COUPLE IDENTITY WORK: Collaborative Couplehood, Gender Inequalities, and Power in Naming

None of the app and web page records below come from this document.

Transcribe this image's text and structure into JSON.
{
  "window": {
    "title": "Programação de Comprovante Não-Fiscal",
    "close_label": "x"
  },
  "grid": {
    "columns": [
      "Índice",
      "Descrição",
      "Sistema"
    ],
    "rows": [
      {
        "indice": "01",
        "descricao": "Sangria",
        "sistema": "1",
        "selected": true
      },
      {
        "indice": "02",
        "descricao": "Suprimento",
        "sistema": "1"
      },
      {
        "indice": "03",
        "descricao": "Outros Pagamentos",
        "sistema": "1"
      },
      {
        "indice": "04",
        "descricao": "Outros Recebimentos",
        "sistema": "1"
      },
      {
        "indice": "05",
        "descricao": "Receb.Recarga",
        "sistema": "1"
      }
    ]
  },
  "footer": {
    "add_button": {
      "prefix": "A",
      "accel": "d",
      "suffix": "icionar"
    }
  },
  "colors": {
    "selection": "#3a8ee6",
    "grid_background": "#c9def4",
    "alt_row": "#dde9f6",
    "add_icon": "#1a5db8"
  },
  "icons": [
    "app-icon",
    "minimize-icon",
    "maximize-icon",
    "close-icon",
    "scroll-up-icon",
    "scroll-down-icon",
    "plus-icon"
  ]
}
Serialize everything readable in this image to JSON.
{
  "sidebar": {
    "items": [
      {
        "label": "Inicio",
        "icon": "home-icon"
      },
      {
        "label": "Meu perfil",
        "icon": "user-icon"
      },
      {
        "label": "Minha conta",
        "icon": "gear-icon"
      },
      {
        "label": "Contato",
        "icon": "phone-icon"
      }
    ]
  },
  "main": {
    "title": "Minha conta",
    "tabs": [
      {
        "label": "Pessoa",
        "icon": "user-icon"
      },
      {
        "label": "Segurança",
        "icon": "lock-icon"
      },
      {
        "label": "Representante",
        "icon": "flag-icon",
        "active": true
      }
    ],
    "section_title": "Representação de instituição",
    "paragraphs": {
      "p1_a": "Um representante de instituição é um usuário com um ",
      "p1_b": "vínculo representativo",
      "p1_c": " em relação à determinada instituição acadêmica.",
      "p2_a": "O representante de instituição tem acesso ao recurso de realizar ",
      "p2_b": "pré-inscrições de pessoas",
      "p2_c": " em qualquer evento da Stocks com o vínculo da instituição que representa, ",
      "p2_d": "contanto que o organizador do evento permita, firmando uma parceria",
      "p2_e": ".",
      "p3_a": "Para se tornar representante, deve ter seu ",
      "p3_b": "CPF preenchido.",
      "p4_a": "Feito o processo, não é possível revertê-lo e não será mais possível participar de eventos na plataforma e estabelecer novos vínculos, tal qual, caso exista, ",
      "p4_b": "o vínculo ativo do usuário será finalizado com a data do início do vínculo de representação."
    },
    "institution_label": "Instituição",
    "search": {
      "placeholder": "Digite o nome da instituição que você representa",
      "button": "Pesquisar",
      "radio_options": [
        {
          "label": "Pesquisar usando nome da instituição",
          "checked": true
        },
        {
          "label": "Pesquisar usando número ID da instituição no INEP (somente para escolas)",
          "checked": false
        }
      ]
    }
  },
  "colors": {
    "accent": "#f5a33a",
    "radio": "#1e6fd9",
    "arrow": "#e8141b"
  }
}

The study of baby naming is valuable for understanding how gender inequality is reproduced in families. Often treated as an event, baby naming also represents an important social and cultural process that can reveal gendered dynamics in couple decision-making. Baby naming, which represents a highly visible and symbolic family milestone, is a strategic site in which to examine how couple identities are constructed—for self, partner, and others—through the naming process and through stories parents tell of how they named the baby. Drawing on 46 interviews with U.S. Mexican-origin heterosexual parents, we expose tensions that result when practices do not align with a desired (egalitarian) couple identity and detail the ensuing cognitive, emotion, and narrative labor that parents—primarily women—perform to reconcile inconsistencies. We introduce the concept of couple identity work, or the work involved in creating and projecting a desired impression of a relationship for multiple audiences, to provide a theoretical framework for these gendered dynamics. We show how couple identity work is enacted—and power expressed—through men’s and women’s strategies of action/inaction and storytelling, and how this work reproduces and obscures gendered power and inequality in the intimate context of baby naming.